This article gives a quick overview of the different features of several CSS cleanup and optimisation tools (so no manual cleanup tips are given here).
For each a list of features is given and any other related useful links. The one I found the best suitable for what I wanted to do (cleanup) is at the top. But definitely check the other entries too, they are in no particular order, and they might be fitting your needs.
At the end of the article a bunch of generic tips are given.
Note the distinction you need to make between tools that cleanup your CSS and tools that compress your CSS before it is sent to the browser.
CSS cleanup (often also called optimisation): cleans up the CSS, for example by removing comments and unnecessary spaces and newlines.
CSS compression: before the CSS is sent to the browser, it is compressed with for example gzip.
Both reduce the amount of data for the CSS that is sent back to the browser.

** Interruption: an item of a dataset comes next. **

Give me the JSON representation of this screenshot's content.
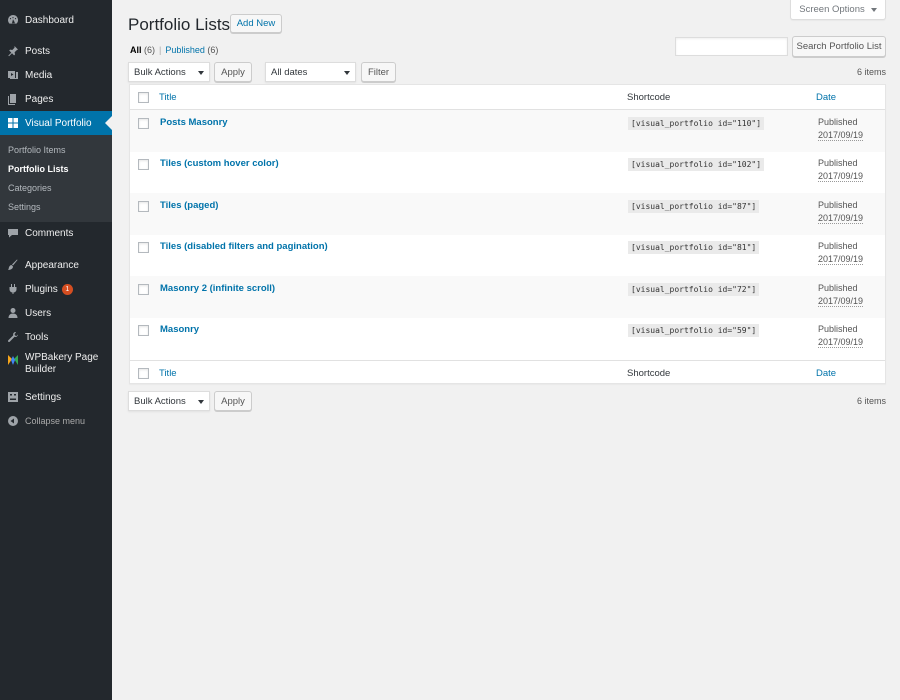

The cleanup does this by reducing the size of the plaintext CSS file. CSS compression does not modify the plaintext contents of the CSS, but compresses the CSS contents before it is sent over. When it arrives at the browser, it is decompressed
Thus, for optimal minimal CSS size, you should first do a cleanup and have it compress before it is sent to the browser.

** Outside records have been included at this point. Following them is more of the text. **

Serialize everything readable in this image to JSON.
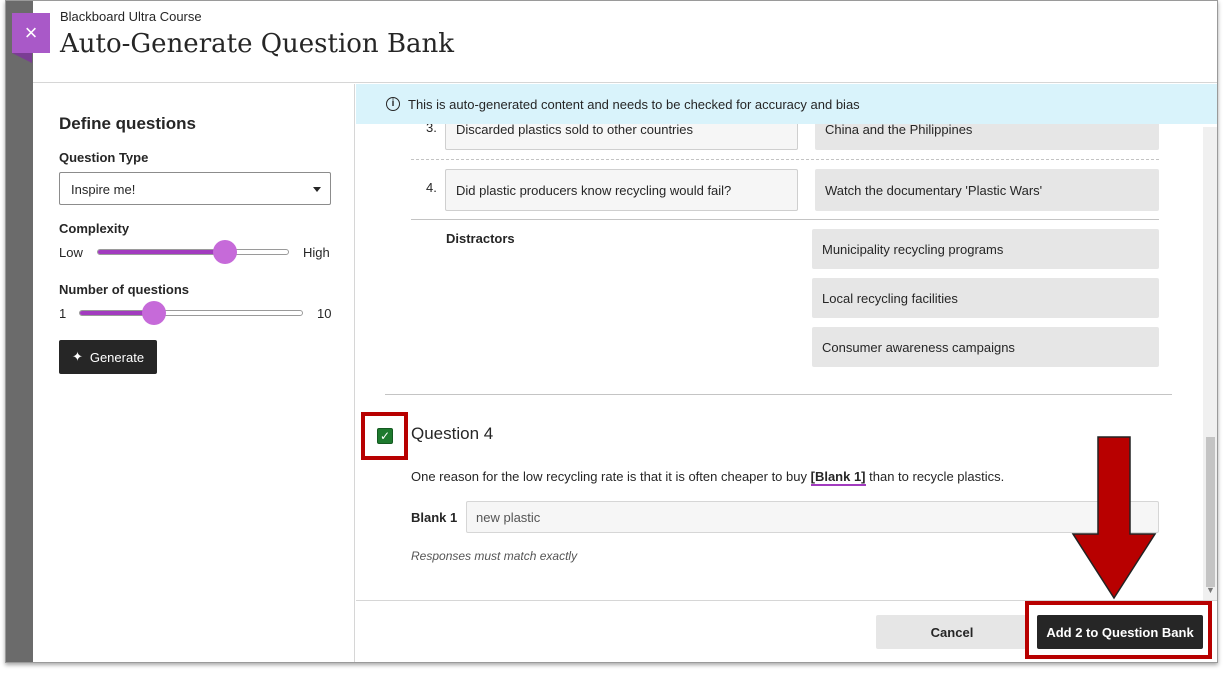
{
  "header": {
    "course_name": "Blackboard Ultra Course",
    "title": "Auto-Generate Question Bank",
    "close_glyph": "×"
  },
  "sidebar": {
    "title": "Define questions",
    "question_type_label": "Question Type",
    "question_type_value": "Inspire me!",
    "complexity": {
      "label": "Complexity",
      "min_label": "Low",
      "max_label": "High",
      "level_fraction": 0.75
    },
    "number_of_questions": {
      "label": "Number of questions",
      "min_label": "1",
      "max_label": "10",
      "value": 4
    },
    "generate_label": "Generate"
  },
  "notice": {
    "icon": "info-icon",
    "text": "This is auto-generated content and needs to be checked for accuracy and bias"
  },
  "matching": {
    "rows": [
      {
        "number": "3.",
        "prompt": "Discarded plastics sold to other countries",
        "answer": "China and the Philippines"
      },
      {
        "number": "4.",
        "prompt": "Did plastic producers know recycling would fail?",
        "answer": "Watch the documentary 'Plastic Wars'"
      }
    ],
    "distractors_label": "Distractors",
    "distractors": [
      "Municipality recycling programs",
      "Local recycling facilities",
      "Consumer awareness campaigns"
    ]
  },
  "question4": {
    "checked_glyph": "✓",
    "title": "Question 4",
    "text_before": "One reason for the low recycling rate is that it is often cheaper to buy ",
    "blank_ref": "[Blank 1]",
    "text_after": " than to recycle plastics.",
    "blank_label": "Blank 1",
    "blank_value": "new plastic",
    "note": "Responses must match exactly"
  },
  "footer": {
    "cancel_label": "Cancel",
    "add_label": "Add 2 to Question Bank"
  },
  "colors": {
    "accent_purple": "#a959c8",
    "slider_fill": "#a23bbf",
    "notice_bg": "#d9f3fb",
    "annotation_red": "#b80000",
    "checkbox_green": "#1e7a2e"
  }
}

Here we go
- Open source (GPL) CSS cleanup tool.
- PHP and C++ sources are downloadable. Executables too.
- An online version is also available.

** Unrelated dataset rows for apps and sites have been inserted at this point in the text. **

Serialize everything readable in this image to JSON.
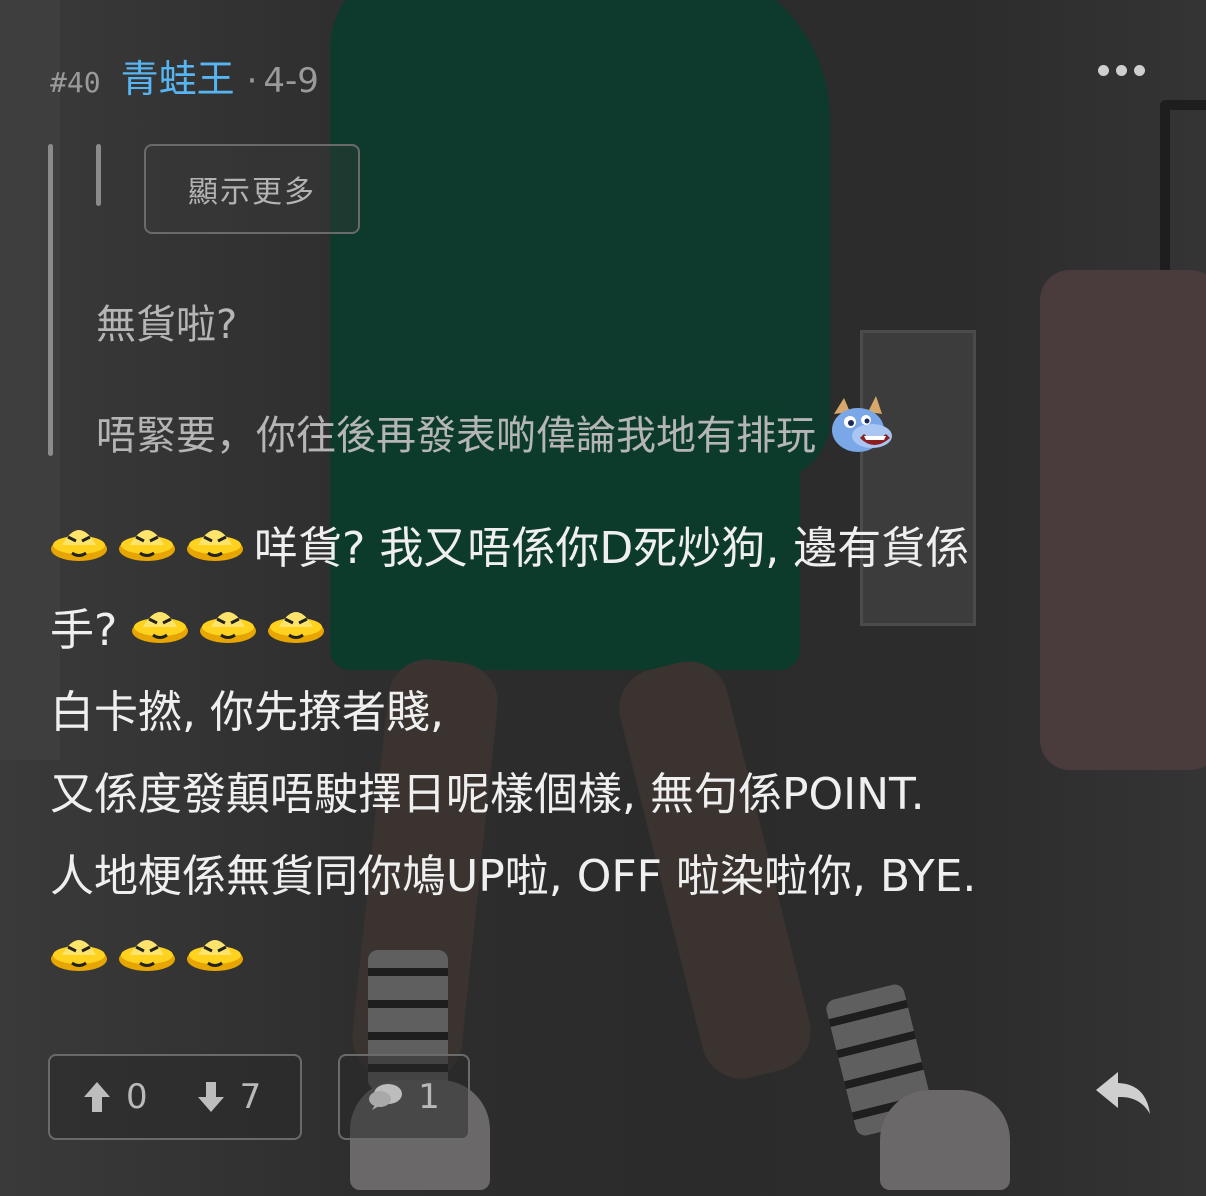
{
  "post": {
    "floor": "#40",
    "username": "青蛙王",
    "separator": "·",
    "date": "4-9"
  },
  "quote": {
    "show_more_label": "顯示更多",
    "line1": "無貨啦?",
    "line2": "唔緊要，你往後再發表啲偉論我地有排玩"
  },
  "body": {
    "line1_text": "咩貨? 我又唔係你D死炒狗, 邊有貨係",
    "line2_text": "手?",
    "line3_text": "白卡撚, 你先撩者賤,",
    "line4_text": "又係度發顛唔駛擇日呢樣個樣, 無句係POINT.",
    "line5_text": "人地梗係無貨同你鳩UP啦, OFF 啦染啦你, BYE."
  },
  "footer": {
    "upvotes": "0",
    "downvotes": "7",
    "replies": "1"
  },
  "icons": {
    "more": "more-options-icon",
    "upvote": "arrow-up-icon",
    "downvote": "arrow-down-icon",
    "replies": "comment-bubble-icon",
    "reply": "reply-arrow-icon",
    "emoticon_a": "ufo-face-emoticon-icon",
    "emoticon_b": "dragon-face-emoticon-icon"
  },
  "colors": {
    "username": "#56b5f2",
    "text": "#efefef",
    "muted": "#9a9a9a"
  }
}
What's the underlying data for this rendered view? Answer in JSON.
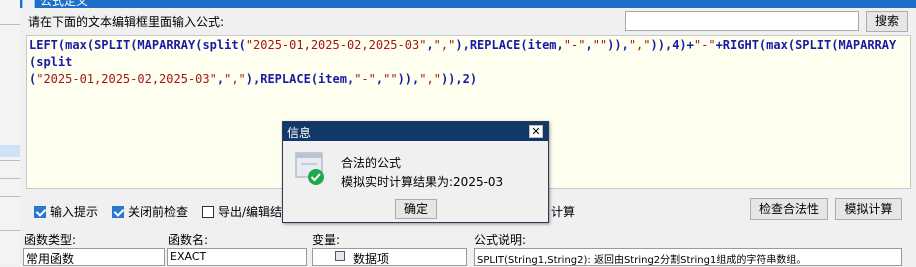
{
  "window": {
    "title": "公式定义"
  },
  "prompt": "请在下面的文本编辑框里面输入公式:",
  "search": {
    "value": "",
    "button_label": "搜索"
  },
  "formula": {
    "line1": "LEFT(max(SPLIT(MAPARRAY(split(\"2025-01,2025-02,2025-03\",\",\"),REPLACE(item,\"-\",\"\")),\",\")),4)+\"-\"+RIGHT(max(SPLIT(MAPARRAY(split",
    "line2": "(\"2025-01,2025-02,2025-03\",\",\"),REPLACE(item,\"-\",\"\")),\",\")),2)"
  },
  "options": {
    "hint_label": "输入提示",
    "hint_checked": true,
    "check_before_close_label": "关闭前检查",
    "check_before_close_checked": true,
    "export_label": "导出/编辑结",
    "export_checked": false,
    "partial_calc_label": "计算"
  },
  "buttons": {
    "check_validity": "检查合法性",
    "simulate_calc": "模拟计算"
  },
  "bottom": {
    "func_type_label": "函数类型:",
    "func_type_value": "常用函数",
    "func_name_label": "函数名:",
    "func_name_value": "EXACT",
    "variable_label": "变量:",
    "variable_item": "数据项",
    "desc_label": "公式说明:",
    "desc_text": "SPLIT(String1,String2): 返回由String2分割String1组成的字符串数组。"
  },
  "info_dialog": {
    "title": "信息",
    "close": "✕",
    "message1": "合法的公式",
    "message2": "模拟实时计算结果为:2025-03",
    "ok_label": "确定"
  },
  "colors": {
    "titlebar": "#1e6fc7",
    "info_titlebar": "#12386a",
    "editor_bg": "#fffff0",
    "keyword": "#1a1aa6",
    "string": "#a31515",
    "checkbox": "#2b76d2"
  }
}
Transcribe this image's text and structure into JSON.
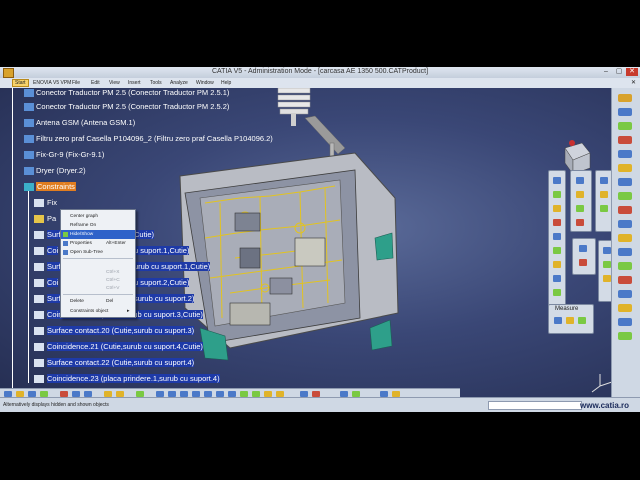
{
  "window": {
    "title": "CATIA V5 - Administration Mode - [carcasa AE 1350 500.CATProduct]",
    "controls": [
      "–",
      "▢",
      "✕"
    ]
  },
  "menubar": [
    "Start",
    "ENOVIA V5 VPM",
    "File",
    "Edit",
    "View",
    "Insert",
    "Tools",
    "Analyze",
    "Window",
    "Help"
  ],
  "tree": {
    "items": [
      {
        "label": "Conector Traductor PM 2.5 (Conector Traductor PM 2.5.1)"
      },
      {
        "label": "Conector Traductor PM 2.5 (Conector Traductor PM 2.5.2)"
      },
      {
        "label": "Antena GSM (Antena GSM.1)"
      },
      {
        "label": "Filtru zero praf Casella P104096_2 (Filtru zero praf Casella P104096.2)"
      },
      {
        "label": "Fix-Gr-9 (Fix-Gr-9.1)"
      },
      {
        "label": "Dryer (Dryer.2)"
      },
      {
        "label": "Constraints"
      },
      {
        "label": "Fix"
      },
      {
        "label": "Pa"
      },
      {
        "label": "Surf",
        "suffix": "Cutie)"
      },
      {
        "label": "Coi",
        "suffix": "u suport.1,Cutie)"
      },
      {
        "label": "Surf",
        "suffix": "urub cu suport.1,Cutie)"
      },
      {
        "label": "Coi",
        "suffix": "u suport.2,Cutie)"
      },
      {
        "label": "Surf",
        "suffix": "surub cu suport.2)"
      },
      {
        "label": "Coincidence.19 (Cutie,surub cu suport.3,Cutie)"
      },
      {
        "label": "Surface contact.20 (Cutie,surub cu suport.3)"
      },
      {
        "label": "Coincidence.21 (Cutie,surub cu suport.4,Cutie)"
      },
      {
        "label": "Surface contact.22 (Cutie,surub cu suport.4)"
      },
      {
        "label": "Coincidence.23 (placa prindere.1,surub cu suport.4)"
      }
    ]
  },
  "context_menu": {
    "items": [
      {
        "label": "Center graph",
        "accel": ""
      },
      {
        "label": "Reframe On",
        "accel": ""
      },
      {
        "label": "Hide/Show",
        "accel": "",
        "selected": true
      },
      {
        "label": "Properties",
        "accel": "Alt+Enter"
      },
      {
        "label": "Open Sub-Tree",
        "accel": ""
      },
      {
        "label": "",
        "accel": "",
        "disabled": true
      },
      {
        "label": "",
        "accel": "Ctrl+X",
        "disabled": true
      },
      {
        "label": "",
        "accel": "Ctrl+C",
        "disabled": true
      },
      {
        "label": "",
        "accel": "Ctrl+V",
        "disabled": true
      },
      {
        "label": "",
        "accel": "",
        "disabled": true
      },
      {
        "label": "Delete",
        "accel": "Del"
      },
      {
        "label": "Constraints object",
        "accel": "▸"
      }
    ]
  },
  "measure_panel": {
    "title": "Measure"
  },
  "statusbar": {
    "message": "Alternatively displays hidden and shown objects",
    "logo": "www.catia.ro"
  },
  "colors": {
    "viewport_bg": "#3a4776",
    "highlight": "#1e3aa8",
    "accent": "#d8a22c"
  }
}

- Flag to indicate if you want comments and browser specific hacks to be removed.
- Customizable templates for cleanup rules.
- Here’s a short post about someone trying out a few csstidy settings: http://www.g-loaded.eu/2006/12/04/optimize-and-compress-css-files/.
- Currently with version 2.1 there is a bug reported which I also encountered: when you have an invalid CSS 2.1 property like ‘opacity: 0.5’, CSSTidy will convert the 0.5 into 0.5px which is of course wrong. You can’t disable this conversion. In the end I just commented out that check in the actual PHP code.
- A mix of compression and cleanup.
- A WordPress plugin.
- PHP sources available.
- Online, with 3 levels of cleanup and stripping of comments.
- Help for what turning on/off each option does.
- Tips for compressing your CSS when no Apache compression module is available.
- On-the-fly compression, that is, when the page is loaded
- Two methods are described. First is a PHP snippet you prepend to your CSS page. Second is a change in .htaccess
- Very basic CSS cleanup tool. Not many options to set.
- Online version.
- Cleanup tool based upon CSSTidy. Many options.
- Online version only.
- Templates customizable.
Below are several tips when considering any of the CSS cleanup and compression tools:
- Double check the tool for what it does with browser hacks! Some tools might delete them!
- For performance reasons, it is not recommended to have the cleanup done dynamically. That is when you would let for example run CSSTidy over the CSS *each time* a user requests a page.
- When using compression, make sure you check all the browsers you want to support with your site actually do support compression.
- Caching can be an issue was reported somewhere… forgot where 😦
- Validate your CSS before and after you cleanup and/or compress it at: http://jigsaw.w3.org/css-validator/
And finally, here are a couple of other articles that do some comparisons between cleanup/compression tools.
- This one
- Here are 4 optimizers (cleanup) listed and compared in their compression rate.
- Another 4 optimizers (cleanup) compared. Some overlap with previous post.
- And this one
What do you think? Any tools I missed that you use?
Post of this on digg.